It is subtitled “An enemy of conventional wisdom and a sage against the machine.”
This article is in the Utne Reader, January/February, 1995 pages 93-96.
In a recent book of his, In The Vineyard Of The Text (University of Chicago Press, 1993) Illich presents one of his heroes, Hugh of St. Victor. In his praise of Hugh, Illich says: (in the Snell article) “He cautioned that a certain type of reading skill was disappearing—in effect, a physical intercourse between the reader, printed text, and the world beyond. Hugh delighted in the written page, savouring words from line to line like grapes picked from the monastery vineyard…Reading for Hugh was a physical activity as well as a search for wisdom.
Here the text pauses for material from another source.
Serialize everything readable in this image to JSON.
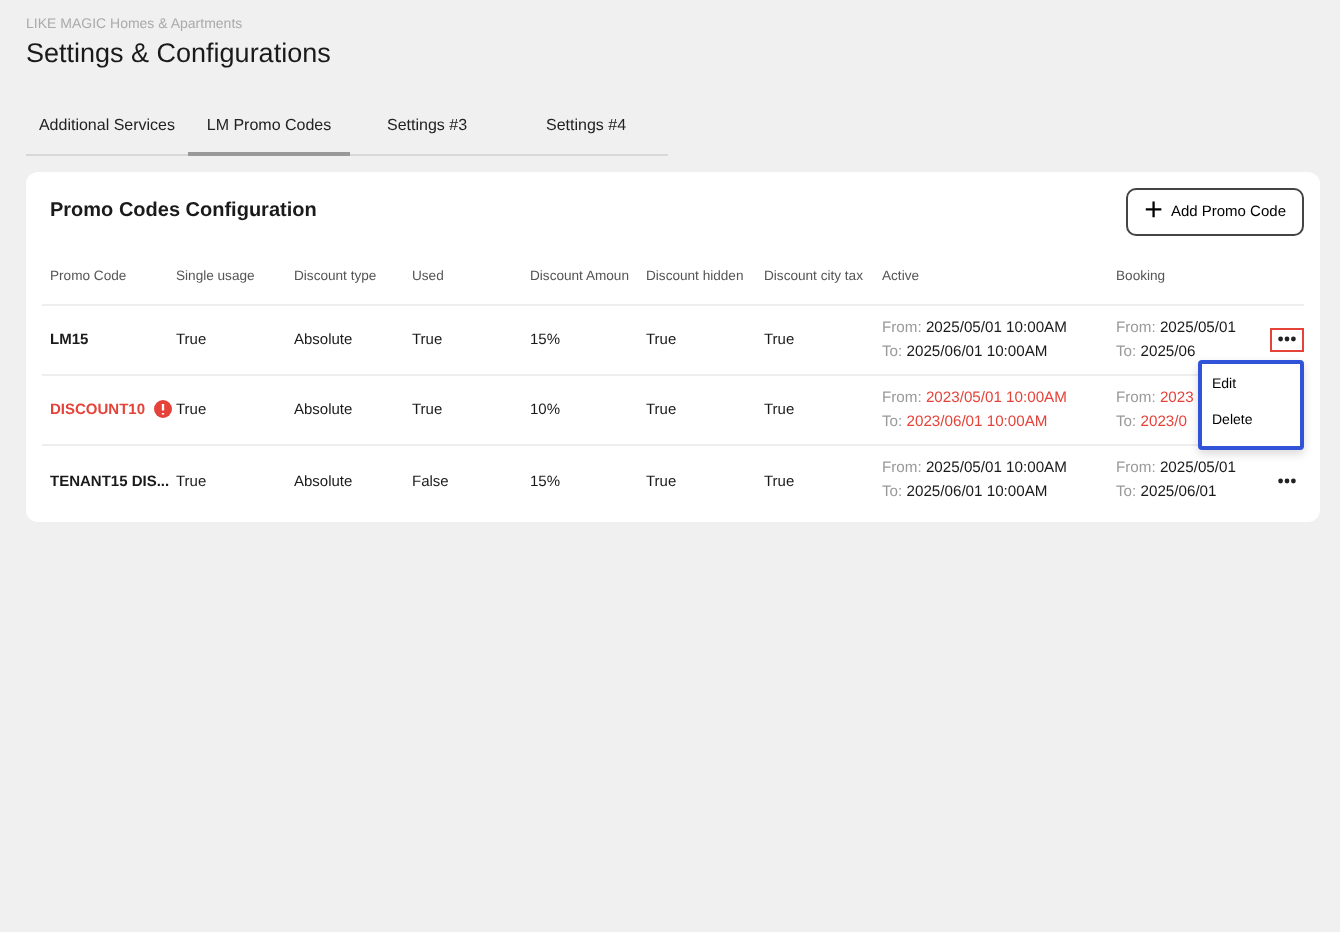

It was a way of life.”
Snell continues: “In contrast, said Illich, reading today is veering off ‘in the direction of masturbation in hyperspace.’ According to Illich, when the sensual, textual, actual book-as-body goes, so goes a vital, human form of interaction. What’s wrong with a little fooling around in hyperspace? Illich didn’t say, but by the time he had finished his story about Hugh’s feast of words, hyperspace seemed like a virtual wasteland.”
What possibly could lead Illich to such a strange view of the Internet? It is his concept of the place of face-to-face friendship in the world. (The March/April edition of Utne is devoted to the question of ‘community’ in cyberspace.)
Unfortunately Snell does not provide any decent account of Illich’s argument for his position, except to recount examples of how Illich keeps coming back to the centrality of face-to-faceness as a criterion of friendship, and how moving communications to an electronic forum destroys the concept of friendship.
I remain an ‘old school’ Illichian, and the Internet is like the radical dream come true. Here I commune with people whose age, educational background, colour, religion, looks, smells, living habits and whatnot do not sway me one way or the other. I read people’s words, and I make my decisions. I decide on the basis of the first few words they write, whether or not to continue, then whether or not to respond. It is a mode of communication that breaks down so many barriers.
I deeply regret to see my hero’s current stance, but nonetheless I am deeply indebted to Illich for his 1971 insights, they have been profoundly influential in the direction of my life since that time.
I do not think Illich is technophobic. In Deschooling Society he celebrates technology and indicates that one of his disagreements with other radicals critical of education is that they are often Luddites looking back to the ‘good old days.’ Illich wasn’t like that at all. But, has he given the medium a fair chance? I just don’t know, but I’d have to doubt it, since it is virtually inconceivable that anyone loving knowledge and people wouldn’t have a ball on this medium.
My Philosophy of Education class is just at the end of a three week ‘trip’ to the net (using my computer and my account—I will be a bit relieved when it is all over) and that group of ten people have just taken to it like ducks to water, and are extremely excited to get their own accounts (some of them will have to get computers first!). But, the ‘taste’ was all it took. As I see it that has to be most people’s reaction.
I do find more hope and more ‘unschooled’ inquiry and learning opportunities on the Internet than I’ve ever seen before, especially when one takes into account not merely the resources, but it is the psychological mind-set, the relatively anarchistic freedom to follow your own star. A theme I keep coming back to is the lack of limits placed by age, sex, religion, learning history, even looks, smells and social habits. On the Internet you are your words and ideas and there is a great freedom and motivation in that openness.